As the U.S. military prepares to expand its land vehicle fleet in Houston, Texas, it’s time to consider the risks of testing on human-powered vehicles, including potentially life-threatening infections.
Land Rover, the world’s largest land vehicle maker, is testing a vehicle to be tested in Houston by a consortium of scientists from the University of Houston, the University at Albany, the California Institute of Technology and the University in Paris, among others.
But there’s also the risk of contaminating the testing site and making it unsafe for human employees to enter, the researchers wrote in the March issue of the journal PLOS ONE.
To get around this, Land Rover and the researchers at the University for Innovation and Innovation (UII) at the Louisiana State University are building a land rover.
Land Rovers are not only safer than traditional vehicles, but also more efficient, said David Mascarenhas, a research associate at UII.
“It’s not a matter of whether the rover will be safer than a traditional vehicle,” Mascares said.
“We’re looking at what’s possible with the technology.”
Land Rover has already been testing its new “Titan” Land Rover Discovery in the Houston area.
It’s been used in Texas for nearly two decades, Mascarsanhas said.
Landrovers are designed to carry heavy loads on long-haul missions.
The vehicle is also designed to perform high-energy maneuvers, such as going into a deep freeze.
Land rover tests are done by the UII group using the rover’s onboard testing equipment, including thermal cameras and a thermal imaging suite.
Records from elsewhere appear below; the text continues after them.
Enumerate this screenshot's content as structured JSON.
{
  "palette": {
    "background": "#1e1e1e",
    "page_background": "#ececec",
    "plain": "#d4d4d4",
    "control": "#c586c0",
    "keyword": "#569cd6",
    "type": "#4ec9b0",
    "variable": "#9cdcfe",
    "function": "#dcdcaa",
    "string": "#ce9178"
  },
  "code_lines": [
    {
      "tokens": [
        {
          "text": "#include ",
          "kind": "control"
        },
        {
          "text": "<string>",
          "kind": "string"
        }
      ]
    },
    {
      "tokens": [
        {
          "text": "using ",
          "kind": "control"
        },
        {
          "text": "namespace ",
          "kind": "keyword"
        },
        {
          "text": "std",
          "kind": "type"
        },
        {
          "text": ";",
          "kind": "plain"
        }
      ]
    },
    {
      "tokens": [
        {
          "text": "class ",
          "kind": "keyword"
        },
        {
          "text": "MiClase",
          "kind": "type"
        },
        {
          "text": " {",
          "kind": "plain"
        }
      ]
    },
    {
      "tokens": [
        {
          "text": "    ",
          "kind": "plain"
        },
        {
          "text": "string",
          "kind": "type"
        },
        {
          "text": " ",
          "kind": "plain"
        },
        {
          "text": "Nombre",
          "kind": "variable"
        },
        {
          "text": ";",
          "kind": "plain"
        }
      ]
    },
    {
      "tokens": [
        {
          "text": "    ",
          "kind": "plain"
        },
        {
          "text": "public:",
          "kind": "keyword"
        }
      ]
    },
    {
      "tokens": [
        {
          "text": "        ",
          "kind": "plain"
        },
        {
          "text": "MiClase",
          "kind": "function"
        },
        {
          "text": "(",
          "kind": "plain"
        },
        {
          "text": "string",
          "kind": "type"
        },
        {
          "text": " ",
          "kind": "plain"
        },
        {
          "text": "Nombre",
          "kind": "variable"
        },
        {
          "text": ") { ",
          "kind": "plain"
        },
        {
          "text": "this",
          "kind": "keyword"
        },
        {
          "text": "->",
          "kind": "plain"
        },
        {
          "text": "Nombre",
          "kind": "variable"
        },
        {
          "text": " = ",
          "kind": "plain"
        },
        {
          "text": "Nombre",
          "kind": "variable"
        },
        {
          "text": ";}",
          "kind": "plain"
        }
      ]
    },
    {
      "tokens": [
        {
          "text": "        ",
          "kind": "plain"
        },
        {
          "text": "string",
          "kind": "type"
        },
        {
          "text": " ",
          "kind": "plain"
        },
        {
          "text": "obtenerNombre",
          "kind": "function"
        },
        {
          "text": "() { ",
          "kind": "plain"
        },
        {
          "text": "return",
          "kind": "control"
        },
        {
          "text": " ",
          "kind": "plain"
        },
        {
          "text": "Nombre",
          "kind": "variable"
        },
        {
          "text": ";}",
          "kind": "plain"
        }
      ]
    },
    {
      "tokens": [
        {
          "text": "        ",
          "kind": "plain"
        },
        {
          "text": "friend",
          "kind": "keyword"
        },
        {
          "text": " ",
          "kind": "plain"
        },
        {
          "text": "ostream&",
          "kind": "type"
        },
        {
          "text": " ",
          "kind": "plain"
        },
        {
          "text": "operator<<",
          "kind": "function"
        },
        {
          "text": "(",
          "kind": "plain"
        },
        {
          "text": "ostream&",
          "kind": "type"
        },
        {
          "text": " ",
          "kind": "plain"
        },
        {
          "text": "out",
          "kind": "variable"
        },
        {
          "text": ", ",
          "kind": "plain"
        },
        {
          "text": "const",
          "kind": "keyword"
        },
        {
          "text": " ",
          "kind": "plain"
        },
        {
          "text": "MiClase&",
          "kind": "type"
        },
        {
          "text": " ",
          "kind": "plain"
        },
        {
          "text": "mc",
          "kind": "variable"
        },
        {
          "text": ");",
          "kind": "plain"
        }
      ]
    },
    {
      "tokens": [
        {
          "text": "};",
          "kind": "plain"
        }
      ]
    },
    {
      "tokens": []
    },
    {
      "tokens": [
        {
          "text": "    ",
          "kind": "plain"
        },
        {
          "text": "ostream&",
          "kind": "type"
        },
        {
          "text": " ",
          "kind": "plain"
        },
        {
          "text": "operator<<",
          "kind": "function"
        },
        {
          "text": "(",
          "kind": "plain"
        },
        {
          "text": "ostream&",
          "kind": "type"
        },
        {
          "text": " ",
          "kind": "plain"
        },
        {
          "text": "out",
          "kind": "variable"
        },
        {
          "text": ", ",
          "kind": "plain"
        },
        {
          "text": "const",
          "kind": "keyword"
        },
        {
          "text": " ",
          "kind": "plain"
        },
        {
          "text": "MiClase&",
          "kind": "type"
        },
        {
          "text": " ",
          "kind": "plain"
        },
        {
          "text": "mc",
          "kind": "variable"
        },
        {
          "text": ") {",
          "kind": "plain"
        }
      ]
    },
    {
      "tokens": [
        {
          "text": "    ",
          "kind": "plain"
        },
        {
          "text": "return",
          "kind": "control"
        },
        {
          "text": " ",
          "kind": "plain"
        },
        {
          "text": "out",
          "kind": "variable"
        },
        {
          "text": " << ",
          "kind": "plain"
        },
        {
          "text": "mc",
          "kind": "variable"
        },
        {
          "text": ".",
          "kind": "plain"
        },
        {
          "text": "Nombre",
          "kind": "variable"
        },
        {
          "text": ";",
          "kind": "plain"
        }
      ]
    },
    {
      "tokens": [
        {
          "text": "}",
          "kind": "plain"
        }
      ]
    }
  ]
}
A team of five researchers is conducting testing for Land Rover at a test site in Houston and will be using a vehicle from the university.
Land rovers are used to test vehicles on land.
“There are lots of different vehicles that can be used to conduct these kinds of tests, but the Titan is unique,” said Mascare, who is a doctoral student at the university’s Department of Civil and Environmental Engineering.
“If we want to be able to do this in a safe environment, we need a vehicle that can withstand the extreme conditions.”
The Titan, a vehicle originally designed to be used by the military in Iraq, is the only vehicle currently in the U-2 program.
It is a military research vehicle that is equipped with advanced sensors and thermal imaging equipment that can detect and measure chemical and biological hazards.
It also carries a suite of other sensors and technology that will allow the vehicle to operate in any weather conditions, including a “dry ice” test that is used to evaluate the effectiveness of chemicals and other hazards in a dry ice environment.
“Titans are very good at finding and testing biological and chemical hazards on land,” Mavares said, adding that a lot of that is done by “laboratory technicians” rather than the “radar technicians” who test chemical and other hazardous materials on land, but “that is still very important in testing for those.”
The new Titan vehicle will be used for testing purposes for the foreseeable future, Mavarsanhis said.
The researchers, who are using the Titan as a model for their work, plan to take it for a test drive later this year in Houston.
The research was supported by the National Science Foundation (NSF), the National Highway Traffic Safety Administration (NHTSA), the Department of Defense (DoD), the UIAA and the NASA Innovative Advanced Concepts (NIAC) program.
The full study will be published in PLOS One later this month.